    Conclusions CysLT2 receptor expression in vascular endothelial cells can be regulated by Th2 cytokines at protein level. And Th2 cytokines may activate the functions of vascular CysLT receptors.
    Cysteinyl leukotrienes (cys-LTs) are potent stimulants of signaling events and proliferation of mast cells (MCs). Despite the presence of CysLT receptors on MCs, these responses can be largely blocked by antagonists of CysLT receptors. We studied functional responses of human MCs to exogenous cys-LTs following short-hairpin (sh)RNA-based manipulation of CysLT and CysLT receptor expression. In parallel, we studied these responses in MCs from mice lacking each receptor. We used biochemical and imaging techniques to identify receptor-receptor interactions. CysLT and CysLT receptors co-precipitate from extracts of a human MC line, LAD2, and from primary cord blood-derived human MCs (hMCs), and strikingly co-localized at the surfaces of LAD2 cells and hMCs, as determined by confocal imaging. Antibody-based fluorescent lifetime imaging (FLIM) confirmed the formation of heterodimers based on fluorescence energy transfer (FRET). Knock-down of CysLT receptors using shRNA abrogated both cys-LT-dependent proliferation and cytokine generation, whereas cells subjected to CysLT knock-down displayed enhanced responses; these were abrogated by treatment of the cells with the CysLT receptor antagonist, MK571. Cys-LT-mediated c-Kit transactivation, ERK phosphorylation, and cytokine generation were abrogated and enhanced, respectively, by the lack of CysLT and CysLT receptors in mouse mBMMCs. CysLT receptors negatively regulate cys-LT-induced MC functions, possibly through formation of heterodimers that dampen signaling.

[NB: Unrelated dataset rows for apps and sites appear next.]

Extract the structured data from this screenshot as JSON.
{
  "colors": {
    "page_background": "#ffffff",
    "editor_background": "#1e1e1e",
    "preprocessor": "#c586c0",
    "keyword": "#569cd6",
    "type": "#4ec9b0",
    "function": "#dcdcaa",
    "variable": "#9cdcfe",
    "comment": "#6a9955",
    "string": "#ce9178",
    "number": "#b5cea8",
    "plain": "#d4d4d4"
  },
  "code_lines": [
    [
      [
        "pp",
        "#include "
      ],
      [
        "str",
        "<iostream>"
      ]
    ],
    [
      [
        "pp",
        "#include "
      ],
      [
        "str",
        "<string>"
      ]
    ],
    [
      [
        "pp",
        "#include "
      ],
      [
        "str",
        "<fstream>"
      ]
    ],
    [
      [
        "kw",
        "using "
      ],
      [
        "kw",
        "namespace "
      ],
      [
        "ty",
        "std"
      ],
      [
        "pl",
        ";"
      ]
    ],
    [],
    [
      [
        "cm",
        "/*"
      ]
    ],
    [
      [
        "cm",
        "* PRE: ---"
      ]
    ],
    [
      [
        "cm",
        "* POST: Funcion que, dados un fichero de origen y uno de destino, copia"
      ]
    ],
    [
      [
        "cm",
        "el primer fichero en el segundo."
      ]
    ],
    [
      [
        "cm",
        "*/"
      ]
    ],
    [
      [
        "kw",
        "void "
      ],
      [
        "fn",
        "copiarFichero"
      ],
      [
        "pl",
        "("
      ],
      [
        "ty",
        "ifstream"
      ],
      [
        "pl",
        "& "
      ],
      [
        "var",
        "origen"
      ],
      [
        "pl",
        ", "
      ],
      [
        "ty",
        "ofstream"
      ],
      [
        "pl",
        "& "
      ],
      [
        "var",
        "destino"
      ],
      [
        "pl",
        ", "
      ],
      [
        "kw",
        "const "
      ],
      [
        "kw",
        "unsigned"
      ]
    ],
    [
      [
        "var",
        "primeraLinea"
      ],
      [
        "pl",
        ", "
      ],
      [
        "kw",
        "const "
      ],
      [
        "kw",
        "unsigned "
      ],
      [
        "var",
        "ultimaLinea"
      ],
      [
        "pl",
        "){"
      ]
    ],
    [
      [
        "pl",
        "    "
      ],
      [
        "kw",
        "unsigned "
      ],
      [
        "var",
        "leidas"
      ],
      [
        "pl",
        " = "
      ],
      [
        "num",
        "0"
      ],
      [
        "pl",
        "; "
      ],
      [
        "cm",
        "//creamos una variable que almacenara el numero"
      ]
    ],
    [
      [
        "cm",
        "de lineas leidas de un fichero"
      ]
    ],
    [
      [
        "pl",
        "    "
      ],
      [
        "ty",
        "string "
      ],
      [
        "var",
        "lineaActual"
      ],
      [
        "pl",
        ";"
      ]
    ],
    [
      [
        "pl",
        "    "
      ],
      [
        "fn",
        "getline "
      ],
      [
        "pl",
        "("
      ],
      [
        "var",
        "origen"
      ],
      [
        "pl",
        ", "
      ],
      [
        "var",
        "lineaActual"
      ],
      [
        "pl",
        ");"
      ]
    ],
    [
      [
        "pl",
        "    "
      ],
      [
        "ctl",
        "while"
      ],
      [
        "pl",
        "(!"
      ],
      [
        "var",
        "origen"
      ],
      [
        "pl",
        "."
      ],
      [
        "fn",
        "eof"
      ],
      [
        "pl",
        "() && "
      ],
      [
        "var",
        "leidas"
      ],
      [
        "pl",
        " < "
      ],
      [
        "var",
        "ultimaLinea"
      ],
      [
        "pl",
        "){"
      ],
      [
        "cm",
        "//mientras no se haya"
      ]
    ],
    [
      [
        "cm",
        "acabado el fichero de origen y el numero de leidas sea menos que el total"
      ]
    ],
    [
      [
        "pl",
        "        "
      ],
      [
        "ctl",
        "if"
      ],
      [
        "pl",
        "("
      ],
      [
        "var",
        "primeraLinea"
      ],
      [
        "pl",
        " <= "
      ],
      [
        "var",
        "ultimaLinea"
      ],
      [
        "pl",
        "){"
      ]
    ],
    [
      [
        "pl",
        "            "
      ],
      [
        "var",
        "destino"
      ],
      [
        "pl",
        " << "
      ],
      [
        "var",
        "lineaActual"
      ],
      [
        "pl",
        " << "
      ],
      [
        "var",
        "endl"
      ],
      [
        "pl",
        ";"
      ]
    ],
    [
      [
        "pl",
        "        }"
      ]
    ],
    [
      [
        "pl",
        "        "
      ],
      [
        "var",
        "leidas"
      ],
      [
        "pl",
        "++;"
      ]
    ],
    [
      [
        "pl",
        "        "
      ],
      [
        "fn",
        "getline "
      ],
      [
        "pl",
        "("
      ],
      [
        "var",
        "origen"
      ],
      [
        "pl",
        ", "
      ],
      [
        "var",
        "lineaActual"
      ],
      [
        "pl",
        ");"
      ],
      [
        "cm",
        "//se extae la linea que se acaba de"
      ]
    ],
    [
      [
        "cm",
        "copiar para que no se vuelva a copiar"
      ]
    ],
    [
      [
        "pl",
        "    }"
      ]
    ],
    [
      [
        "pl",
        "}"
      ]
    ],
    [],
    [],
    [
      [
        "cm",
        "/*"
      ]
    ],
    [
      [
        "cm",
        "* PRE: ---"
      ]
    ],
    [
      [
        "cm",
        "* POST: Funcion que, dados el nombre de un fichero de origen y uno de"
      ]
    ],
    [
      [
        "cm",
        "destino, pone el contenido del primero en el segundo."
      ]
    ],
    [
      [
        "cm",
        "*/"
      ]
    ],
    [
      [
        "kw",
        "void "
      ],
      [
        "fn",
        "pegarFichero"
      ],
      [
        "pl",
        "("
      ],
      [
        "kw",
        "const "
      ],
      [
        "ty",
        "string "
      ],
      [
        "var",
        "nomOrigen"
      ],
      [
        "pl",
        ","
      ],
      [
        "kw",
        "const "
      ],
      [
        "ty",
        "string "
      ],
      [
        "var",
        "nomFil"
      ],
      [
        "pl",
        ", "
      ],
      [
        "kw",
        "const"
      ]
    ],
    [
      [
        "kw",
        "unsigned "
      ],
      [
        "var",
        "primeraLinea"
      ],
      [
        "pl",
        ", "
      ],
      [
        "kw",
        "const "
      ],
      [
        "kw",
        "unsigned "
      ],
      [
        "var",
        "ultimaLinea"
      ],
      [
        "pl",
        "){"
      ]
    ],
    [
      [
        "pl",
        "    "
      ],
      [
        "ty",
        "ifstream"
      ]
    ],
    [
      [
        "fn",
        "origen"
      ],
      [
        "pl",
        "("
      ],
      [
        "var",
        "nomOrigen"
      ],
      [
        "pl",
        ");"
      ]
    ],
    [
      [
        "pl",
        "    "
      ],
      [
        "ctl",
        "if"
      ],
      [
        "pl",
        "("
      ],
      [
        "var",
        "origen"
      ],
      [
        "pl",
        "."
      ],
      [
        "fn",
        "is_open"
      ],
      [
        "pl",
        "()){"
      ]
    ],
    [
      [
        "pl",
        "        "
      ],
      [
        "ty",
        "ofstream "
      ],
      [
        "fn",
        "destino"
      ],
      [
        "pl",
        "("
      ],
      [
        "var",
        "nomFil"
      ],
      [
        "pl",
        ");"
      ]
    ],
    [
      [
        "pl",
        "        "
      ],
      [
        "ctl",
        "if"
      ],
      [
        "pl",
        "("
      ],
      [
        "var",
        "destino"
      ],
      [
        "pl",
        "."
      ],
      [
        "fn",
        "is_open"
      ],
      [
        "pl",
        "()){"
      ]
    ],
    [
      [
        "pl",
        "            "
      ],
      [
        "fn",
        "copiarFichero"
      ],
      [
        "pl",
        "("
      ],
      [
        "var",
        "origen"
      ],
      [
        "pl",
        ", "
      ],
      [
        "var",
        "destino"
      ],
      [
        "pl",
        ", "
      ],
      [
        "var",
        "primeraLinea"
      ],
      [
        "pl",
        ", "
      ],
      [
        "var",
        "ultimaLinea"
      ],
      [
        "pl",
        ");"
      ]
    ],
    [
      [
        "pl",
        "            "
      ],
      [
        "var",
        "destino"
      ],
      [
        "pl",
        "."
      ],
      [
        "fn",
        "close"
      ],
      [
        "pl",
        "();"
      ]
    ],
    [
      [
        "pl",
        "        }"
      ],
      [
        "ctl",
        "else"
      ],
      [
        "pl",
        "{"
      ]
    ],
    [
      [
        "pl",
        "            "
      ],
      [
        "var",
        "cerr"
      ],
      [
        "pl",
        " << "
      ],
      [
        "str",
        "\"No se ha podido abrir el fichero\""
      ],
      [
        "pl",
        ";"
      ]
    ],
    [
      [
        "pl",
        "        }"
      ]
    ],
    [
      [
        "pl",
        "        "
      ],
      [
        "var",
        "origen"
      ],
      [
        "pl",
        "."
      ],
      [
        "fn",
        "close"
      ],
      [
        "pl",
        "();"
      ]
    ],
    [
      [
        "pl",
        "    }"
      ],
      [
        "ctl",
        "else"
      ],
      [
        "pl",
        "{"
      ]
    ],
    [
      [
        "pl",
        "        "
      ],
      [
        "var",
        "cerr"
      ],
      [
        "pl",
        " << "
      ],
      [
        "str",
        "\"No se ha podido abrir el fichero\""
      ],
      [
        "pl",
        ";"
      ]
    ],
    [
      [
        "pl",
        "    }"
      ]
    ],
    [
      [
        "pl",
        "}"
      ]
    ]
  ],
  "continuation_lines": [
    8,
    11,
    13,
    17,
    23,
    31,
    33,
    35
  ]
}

    Cysteinyl leukotrienes (cysLTs) are formed by the action of 5-lipoxygenase and its activating protein on arachidonic acid released from cell membrane phospholipids by the enzyme phospholipase A. This produces leukotriene (LT) A, which is hydrolyzed in neutrophils and monocytes to form LTB and conjugated to glutathione in mast cells, basophils, eosinophils, and structural cells such as epithelial cells by the enzyme LTC synthase to form LTC, and then enzymatically converted to LTD and LTE. The cysLTs LTC, LTD, and LTE likely contribute to the pathogenesis of chronic rhinosinusitis through their effects on microvascular leakage, epithelial cell activation, elevated mucus secretion, and mucosal inflammation., , , , The cysLTs exert their actions on target cells through specific receptors. So far, 2 G-protein–coupled receptors for the cysLTs, termed cysLT type 1 receptor (cysLT) and cysLT type 2 receptor (cysLT), have been cloned., Both receptors bind to LTC, LTD, and LTE with affinity order LTD ≫ LTC>LTE (cysLT) and LTD=LTC ≫ LTE (cysLT), and both have been described to be expressed, at least at the level of mRNA, in various tissues (cysLT, lung including smooth muscle, small intestine, pancreas; cysLT, cardiac and vascular smooth muscle, adrenal medulla, central nervous system) as well as inflammatory leukocytes. Potent cysLT antagonists have been shown to ameliorate the clinical symptoms of chronic rhinosinusitis,, suggesting that at least some of the disease regulatory actions of the cysLTs are mediated through cysLT. In contrast, the precise function of cysLT in both health and disease is unknown. Furthermore, there have been no detailed studies of its tissue distribution in allergic disease.